She runs three miles every day, but she always seems to be on a diet. He doesn't hang out with his friends as much because he has to work out. She seems thin to everyone else, but says she's fat.

Half a million American teens between age 13 and 18 struggle with some sort of eating disorder. The results can be serious, ranging from tooth decay and fatigue to high blood pressure and even death, according to the National Eating Disorders Association (NEDA).

How can teachers and coaches tell if one of their students has an eating disorder? And what can they do?

Children, preteens and teenagers can go through amazing growth spurts, shooting up like weeds over the summer, dropping baby fat, filling out muscles and turning into young adults almost overnight. But what if the development — or lack of development in their bodies leads kids to unhealthy eating disorders, like anorexia or bulimia, in order to attain their ideal body image?

The NEDA has a list of symptoms to give adults a heads up to spot if a youngster’s eating is out of control:

  • Dramatic weight loss
  • Preoccupation with weight, food, calories, fat grams and dieting
  • Refusal to eat certain foods, progressing to restrictions against whole categories of food (e.g., no carbohydrates)
  • Frequent comments about feeling "fat" or overweight despite weight loss
  • Anxiety about gaining weight or being "fat"
  • Denial of hunger
  • Development of food rituals (e.g., eating foods in certain orders, excessive chewing, rearranging food on a plate)
  • Consistent excuses to avoid mealtimes or situations involving food
  • Excessive, rigid exercise regimen — despite weather, fatigue, illness or injury — with the need to "burn off" calories taken in
  • Withdrawal from usual friends and activities
  • In general, behaviors and attitudes indicating that weight loss, dieting and control of food are becoming primary concerns

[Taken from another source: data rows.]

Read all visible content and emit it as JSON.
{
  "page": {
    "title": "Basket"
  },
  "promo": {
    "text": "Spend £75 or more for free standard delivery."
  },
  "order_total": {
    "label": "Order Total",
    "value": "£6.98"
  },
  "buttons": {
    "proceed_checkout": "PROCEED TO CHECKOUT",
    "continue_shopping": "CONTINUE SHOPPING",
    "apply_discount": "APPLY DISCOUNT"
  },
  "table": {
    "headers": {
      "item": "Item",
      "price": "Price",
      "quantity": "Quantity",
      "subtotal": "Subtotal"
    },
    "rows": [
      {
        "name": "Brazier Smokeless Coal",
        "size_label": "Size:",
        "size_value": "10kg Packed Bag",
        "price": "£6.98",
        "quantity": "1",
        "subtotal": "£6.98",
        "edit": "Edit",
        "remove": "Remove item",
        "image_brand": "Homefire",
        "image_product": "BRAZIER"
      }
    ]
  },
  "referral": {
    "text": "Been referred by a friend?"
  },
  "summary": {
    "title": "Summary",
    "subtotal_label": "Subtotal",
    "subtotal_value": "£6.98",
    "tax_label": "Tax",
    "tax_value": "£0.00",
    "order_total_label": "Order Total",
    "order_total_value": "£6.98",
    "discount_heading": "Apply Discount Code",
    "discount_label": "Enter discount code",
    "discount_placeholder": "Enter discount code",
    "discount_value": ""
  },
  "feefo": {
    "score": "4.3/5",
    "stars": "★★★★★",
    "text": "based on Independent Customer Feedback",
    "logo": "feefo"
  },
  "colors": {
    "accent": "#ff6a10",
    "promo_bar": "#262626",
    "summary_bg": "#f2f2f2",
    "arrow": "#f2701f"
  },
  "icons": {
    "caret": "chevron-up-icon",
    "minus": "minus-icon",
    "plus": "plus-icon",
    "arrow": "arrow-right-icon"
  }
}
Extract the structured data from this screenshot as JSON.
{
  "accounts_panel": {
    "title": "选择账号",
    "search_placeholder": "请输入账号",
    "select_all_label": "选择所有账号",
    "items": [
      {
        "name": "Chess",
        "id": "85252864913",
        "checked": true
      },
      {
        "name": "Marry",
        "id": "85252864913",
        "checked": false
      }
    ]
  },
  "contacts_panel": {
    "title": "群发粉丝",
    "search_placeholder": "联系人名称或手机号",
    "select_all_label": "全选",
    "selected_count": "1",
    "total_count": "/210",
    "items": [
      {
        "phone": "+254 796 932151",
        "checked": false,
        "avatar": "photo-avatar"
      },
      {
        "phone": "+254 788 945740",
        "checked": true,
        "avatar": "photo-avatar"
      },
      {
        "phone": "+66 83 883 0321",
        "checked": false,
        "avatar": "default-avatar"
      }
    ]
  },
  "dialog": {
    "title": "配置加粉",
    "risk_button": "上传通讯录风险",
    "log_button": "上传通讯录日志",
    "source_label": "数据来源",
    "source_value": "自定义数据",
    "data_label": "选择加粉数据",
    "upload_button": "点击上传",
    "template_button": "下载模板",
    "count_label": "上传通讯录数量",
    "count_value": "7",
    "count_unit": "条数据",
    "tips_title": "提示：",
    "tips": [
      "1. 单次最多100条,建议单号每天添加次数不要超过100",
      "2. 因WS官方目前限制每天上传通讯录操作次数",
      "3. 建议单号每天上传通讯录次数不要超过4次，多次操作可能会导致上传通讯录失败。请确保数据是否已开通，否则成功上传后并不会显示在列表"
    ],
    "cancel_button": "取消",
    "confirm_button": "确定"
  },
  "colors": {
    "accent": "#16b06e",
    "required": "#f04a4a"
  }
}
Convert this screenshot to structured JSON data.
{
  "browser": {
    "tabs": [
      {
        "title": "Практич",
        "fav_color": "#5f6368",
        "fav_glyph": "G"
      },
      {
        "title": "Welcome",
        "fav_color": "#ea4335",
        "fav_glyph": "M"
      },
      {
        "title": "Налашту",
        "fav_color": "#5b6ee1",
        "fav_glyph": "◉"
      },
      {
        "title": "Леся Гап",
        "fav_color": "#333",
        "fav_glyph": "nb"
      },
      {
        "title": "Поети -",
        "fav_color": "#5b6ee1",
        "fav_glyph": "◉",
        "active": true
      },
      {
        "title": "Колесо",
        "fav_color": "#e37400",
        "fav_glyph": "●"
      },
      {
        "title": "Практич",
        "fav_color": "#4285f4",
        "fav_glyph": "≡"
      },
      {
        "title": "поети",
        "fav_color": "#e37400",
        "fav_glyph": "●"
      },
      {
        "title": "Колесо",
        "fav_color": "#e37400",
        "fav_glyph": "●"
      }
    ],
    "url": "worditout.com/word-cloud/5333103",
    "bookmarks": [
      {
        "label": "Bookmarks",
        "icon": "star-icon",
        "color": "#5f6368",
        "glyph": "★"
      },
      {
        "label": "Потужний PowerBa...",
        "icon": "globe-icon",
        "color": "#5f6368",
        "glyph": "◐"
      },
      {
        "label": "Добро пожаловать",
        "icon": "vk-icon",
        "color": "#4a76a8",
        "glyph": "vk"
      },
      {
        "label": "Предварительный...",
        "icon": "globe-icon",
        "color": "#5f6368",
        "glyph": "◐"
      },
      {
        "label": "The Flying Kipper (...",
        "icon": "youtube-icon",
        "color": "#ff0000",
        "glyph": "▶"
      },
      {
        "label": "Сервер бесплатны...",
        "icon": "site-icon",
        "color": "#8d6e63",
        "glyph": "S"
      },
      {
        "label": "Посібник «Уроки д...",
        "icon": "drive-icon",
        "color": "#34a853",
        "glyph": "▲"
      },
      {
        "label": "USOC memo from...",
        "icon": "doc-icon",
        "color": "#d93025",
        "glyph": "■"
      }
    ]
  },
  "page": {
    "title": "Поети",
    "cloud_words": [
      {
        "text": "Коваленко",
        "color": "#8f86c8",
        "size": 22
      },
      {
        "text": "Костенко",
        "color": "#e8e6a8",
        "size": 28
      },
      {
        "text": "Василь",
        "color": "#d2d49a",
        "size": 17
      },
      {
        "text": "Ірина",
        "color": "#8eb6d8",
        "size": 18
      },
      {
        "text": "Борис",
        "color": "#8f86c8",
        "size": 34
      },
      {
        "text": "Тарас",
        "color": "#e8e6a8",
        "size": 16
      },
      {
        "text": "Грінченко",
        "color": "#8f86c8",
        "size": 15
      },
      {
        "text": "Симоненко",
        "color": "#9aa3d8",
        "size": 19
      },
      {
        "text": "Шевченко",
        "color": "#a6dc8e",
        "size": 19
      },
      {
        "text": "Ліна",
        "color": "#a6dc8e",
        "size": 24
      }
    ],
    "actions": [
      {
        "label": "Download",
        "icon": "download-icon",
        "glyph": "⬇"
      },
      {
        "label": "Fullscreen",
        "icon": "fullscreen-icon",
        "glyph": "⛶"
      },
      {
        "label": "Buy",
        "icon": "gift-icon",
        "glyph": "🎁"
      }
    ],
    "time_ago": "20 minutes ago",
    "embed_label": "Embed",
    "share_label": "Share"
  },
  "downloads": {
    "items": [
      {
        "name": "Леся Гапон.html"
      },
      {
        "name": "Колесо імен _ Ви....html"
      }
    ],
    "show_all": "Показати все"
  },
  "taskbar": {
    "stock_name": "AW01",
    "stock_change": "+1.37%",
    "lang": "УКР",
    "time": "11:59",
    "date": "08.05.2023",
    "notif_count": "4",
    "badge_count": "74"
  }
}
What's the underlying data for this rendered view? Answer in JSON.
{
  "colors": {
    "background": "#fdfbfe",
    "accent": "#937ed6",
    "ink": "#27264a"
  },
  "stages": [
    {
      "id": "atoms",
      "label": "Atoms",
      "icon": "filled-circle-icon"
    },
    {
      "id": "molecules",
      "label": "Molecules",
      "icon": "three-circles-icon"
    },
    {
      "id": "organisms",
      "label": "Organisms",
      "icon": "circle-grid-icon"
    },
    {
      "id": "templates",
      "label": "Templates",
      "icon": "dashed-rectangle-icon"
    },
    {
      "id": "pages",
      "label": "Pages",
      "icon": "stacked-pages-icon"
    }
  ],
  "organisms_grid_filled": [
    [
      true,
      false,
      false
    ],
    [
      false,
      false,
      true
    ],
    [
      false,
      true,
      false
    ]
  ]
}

For coaches and trainers, the symptoms can be more specific, yet harder to see. Athletes especially those who are in sports where weight is an issue (gymnastics, wrestling, swimming, weightlifting) can be adept at hiding their eating disorders.

Signs for coaches and trainers to watch for are:

  • Decreased concentration, energy, muscle function, coordination, speed
  • Increased fatigue and perceived exertion
  • Longer recovery time needed after workouts, games, races
  • More frequent muscle strains, sprains and/or fractures
  • Slowed heart rate and low blood pressure
  • Reduced body temperature and being sensitive to cold — cold hands and feet
  • Complaints of lightheadedness and dizziness, abdominal pain
  • Poorer interaction with coaches/teammates
  • Perfectionism
  • Increased impatience, crankiness
  • Increased isolation
  • Difficulty with days off and tapering
  • Avoidance of water or excessive water intake
  • Preoccupation with one's own food
  • Preoccupation with other people's food
  • Ritualistic eating and/or avoidance of certain foods
  • Excessive concern with body aesthetic
  • Prolonged or additional training above and beyond that required for sport (e.g. extra sit-ups and laps, extra workouts)
  • Athletes on the team reporting concern about an individual

The earlier a person with an eating disorder gets help, the more likely he/she is to have a positive outcome. If you think your student or athlete could have an eating disorder, what can you do without violating the child's privacy or making the situation worse?

Don't try to solve the situation by yourself. Go see the school nurse and ask for help. Monitor the athlete's weight and vital signs. Also, be positive. Support from coaches, teachers, teammates and classmates can help someone who feels bad about themselves or their body.

For more information, contact the NEDA's toll-free Information and Referral Helpline at 800-931-2237, or go to